What can go wrong after closing?
One of the most common closing problems is an error in documents. It could be as simple as a misspelled name or transposed address number or as serious as an incorrect loan amount or missing pages. Either way, it could cause a delay of hours or even days.
Can someone sue you after buying your house?
Here’s the good news. You are (probably) within your rights to sue someone who knowingly sells you a house with serious problems. “Most U.S. states have a home seller disclosure law that requires a seller to disclose defects in the home that they are aware of.
What happens if you sell a house with problems?
Once the contracts of sale are signed, the terms are legally binding on both buyer and seller. This means that if either party fails to stick to those terms, the other party could demand compensation or take legal action.
What happens if buyer pulls out of house sale?
A buyer can pull out of a house sale after contracts have been exchanged, but there are legal and financial consequences to this. If a buyer pulls out of a house sale after contracts have been exchanged, they will forfeit their deposit and may be liable for other costs incurred by the seller.
What happens if I sell my house and don’t buy another?
Profit from the sale of real estate is considered a capital gain. However, if you used the house as your primary residence and meet certain other requirements, you can exempt up to $250,000 of the gain from tax ($500,000 if you’re married), regardless of whether you reinvest it.
Can I sue seller for non disclosure?
You can only sue a person for non – disclosure if he or she in fact had a legal obligation to disclose something to you. Usually this is not an issue since these lawsuits typically arise in the context of a purchase and sale. The seller has a legal duty to the buyer due to the existence of their contractual relationship.
What is a seller obligated to disclose?
States may also require disclosure of mine subsidence, underground pits, settlement, sliding, upheaval, or other earth-stability defects. California’s Natural Hazards Disclosure Act requires sellers to disclose whether the property is in a seismic hazard zone and could thus be subject to liquefaction or landslides
Does as is mean no disclosure?
Buying an “ as-is ” home doesn’t mean you give up your right to disclosures. State and federal regulations dictate what the seller has to tell you about known issues within the home. As soon as a seller knows about an issue in the home, they have to tell every future buyer about it.
How much money do you lose when you sell a house?
On average, Bankrate estimates sellers pay 5% to 6% of the sale price as commission fees. For a $300,000 home, that means you ‘d pay $15,000 to $18,000. This commission is split between your agent and the buyer’s agent.
How much do you profit from selling a house?
The exact percentage depends on the terms of your listing agreement, and sometimes you can negotiate it downward.
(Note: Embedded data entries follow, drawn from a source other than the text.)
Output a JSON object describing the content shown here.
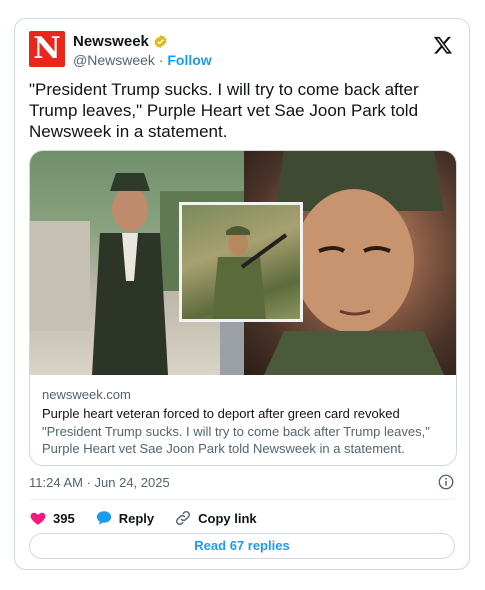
{
  "account": {
    "logo_letter": "N",
    "name": "Newsweek",
    "handle": "@Newsweek",
    "separator": " · ",
    "follow_label": "Follow",
    "brand_color": "#e8261c",
    "verified_color": "#e2b719"
  },
  "tweet": {
    "text": "\"President Trump sucks. I will try to come back after Trump leaves,\" Purple Heart vet Sae Joon Park told Newsweek in a statement.",
    "timestamp": "11:24 AM · Jun 24, 2025"
  },
  "link_card": {
    "domain": "newsweek.com",
    "title": "Purple heart veteran forced to deport after green card revoked",
    "description": "\"President Trump sucks. I will try to come back after Trump leaves,\" Purple Heart vet Sae Joon Park told Newsweek in a statement."
  },
  "actions": {
    "like_count": "395",
    "reply_label": "Reply",
    "copy_link_label": "Copy link",
    "like_color": "#f91880",
    "reply_color": "#1d9bf0"
  },
  "replies_button": {
    "label": "Read 67 replies"
  },
  "icons": [
    "verified-badge-icon",
    "x-logo-icon",
    "info-icon",
    "heart-icon",
    "reply-bubble-icon",
    "link-icon"
  ]
}
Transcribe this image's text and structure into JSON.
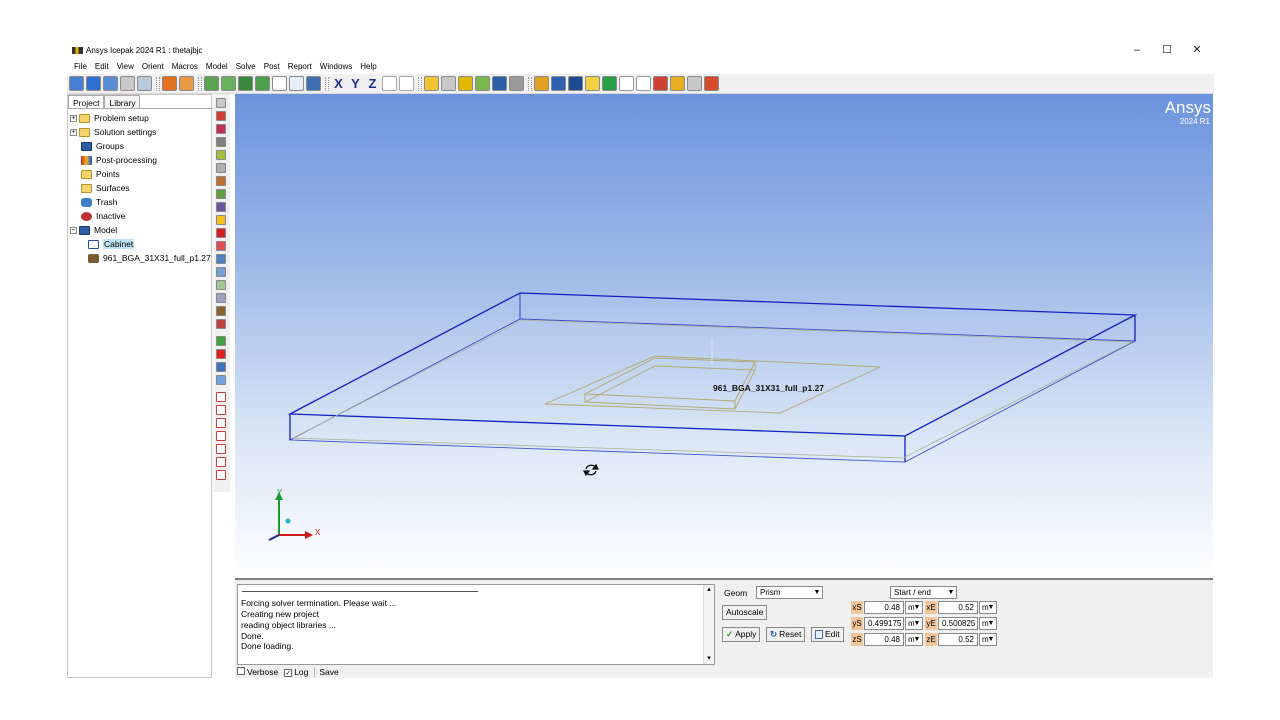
{
  "window": {
    "title": "Ansys Icepak 2024 R1 : thetajbjc",
    "minimize": "–",
    "maximize": "☐",
    "close": "✕"
  },
  "menu": [
    "File",
    "Edit",
    "View",
    "Orient",
    "Macros",
    "Model",
    "Solve",
    "Post",
    "Report",
    "Windows",
    "Help"
  ],
  "toolbar": {
    "axis_x": "X",
    "axis_y": "Y",
    "axis_z": "Z"
  },
  "tabs": {
    "project": "Project",
    "library": "Library"
  },
  "tree": {
    "problem_setup": "Problem setup",
    "solution_settings": "Solution settings",
    "groups": "Groups",
    "post_processing": "Post-processing",
    "points": "Points",
    "surfaces": "Surfaces",
    "trash": "Trash",
    "inactive": "Inactive",
    "model": "Model",
    "cabinet": "Cabinet",
    "bga": "961_BGA_31X31_full_p1.27"
  },
  "brand": {
    "name": "Ansys",
    "version": "2024 R1"
  },
  "viewport": {
    "object_label": "961_BGA_31X31_full_p1.27",
    "triad_y": "Y",
    "triad_x": "X"
  },
  "messages": [
    "Forcing solver termination.  Please wait ...",
    "Creating new project",
    "reading object libraries ...",
    "Done.",
    "Done loading."
  ],
  "log": {
    "verbose": "Verbose",
    "log": "Log",
    "save": "Save"
  },
  "geom": {
    "label": "Geom",
    "type": "Prism",
    "spec": "Start / end",
    "autoscale": "Autoscale",
    "apply": "Apply",
    "reset": "Reset",
    "edit": "Edit",
    "xS_label": "xS",
    "xS": "0.48",
    "xS_unit": "m",
    "xE_label": "xE",
    "xE": "0.52",
    "xE_unit": "m",
    "yS_label": "yS",
    "yS": "0.499175",
    "yS_unit": "m",
    "yE_label": "yE",
    "yE": "0.500825",
    "yE_unit": "m",
    "zS_label": "zS",
    "zS": "0.48",
    "zS_unit": "m",
    "zE_label": "zE",
    "zE": "0.52",
    "zE_unit": "m"
  },
  "colors": {
    "cabinet_edges": "#1420c0",
    "viewport_top": "#6b93dc",
    "viewport_bottom": "#ffffff",
    "coord_label_bg": "#f5c59a"
  }
}
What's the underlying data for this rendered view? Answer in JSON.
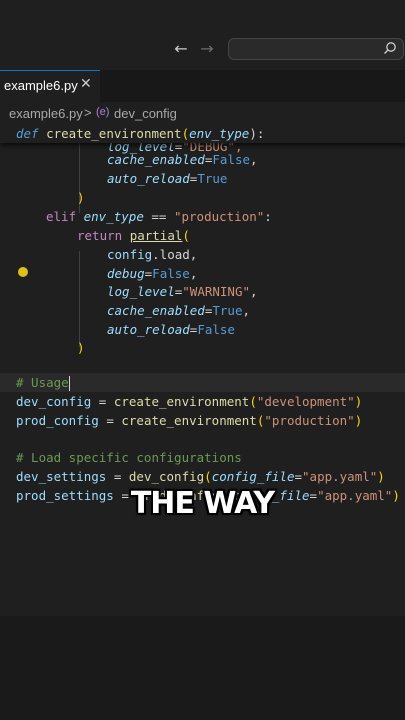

Assuming your real estate agent has agreed to a 6 percent commission, he typically receives 3 percent of that, and the buyer’s real estate agent also receives 3 percent.
What should you not fix when selling a house?
These are some of the most common mistakes you should avoid when selling a home:
- Underestimating the costs of selling.
- Setting an unrealistic price.
- Only considering the highest offer.
- Ignoring major repairs and making costly renovations.
- Not preparing your home for sale.
- Choosing the wrong agent or the wrong way to sell.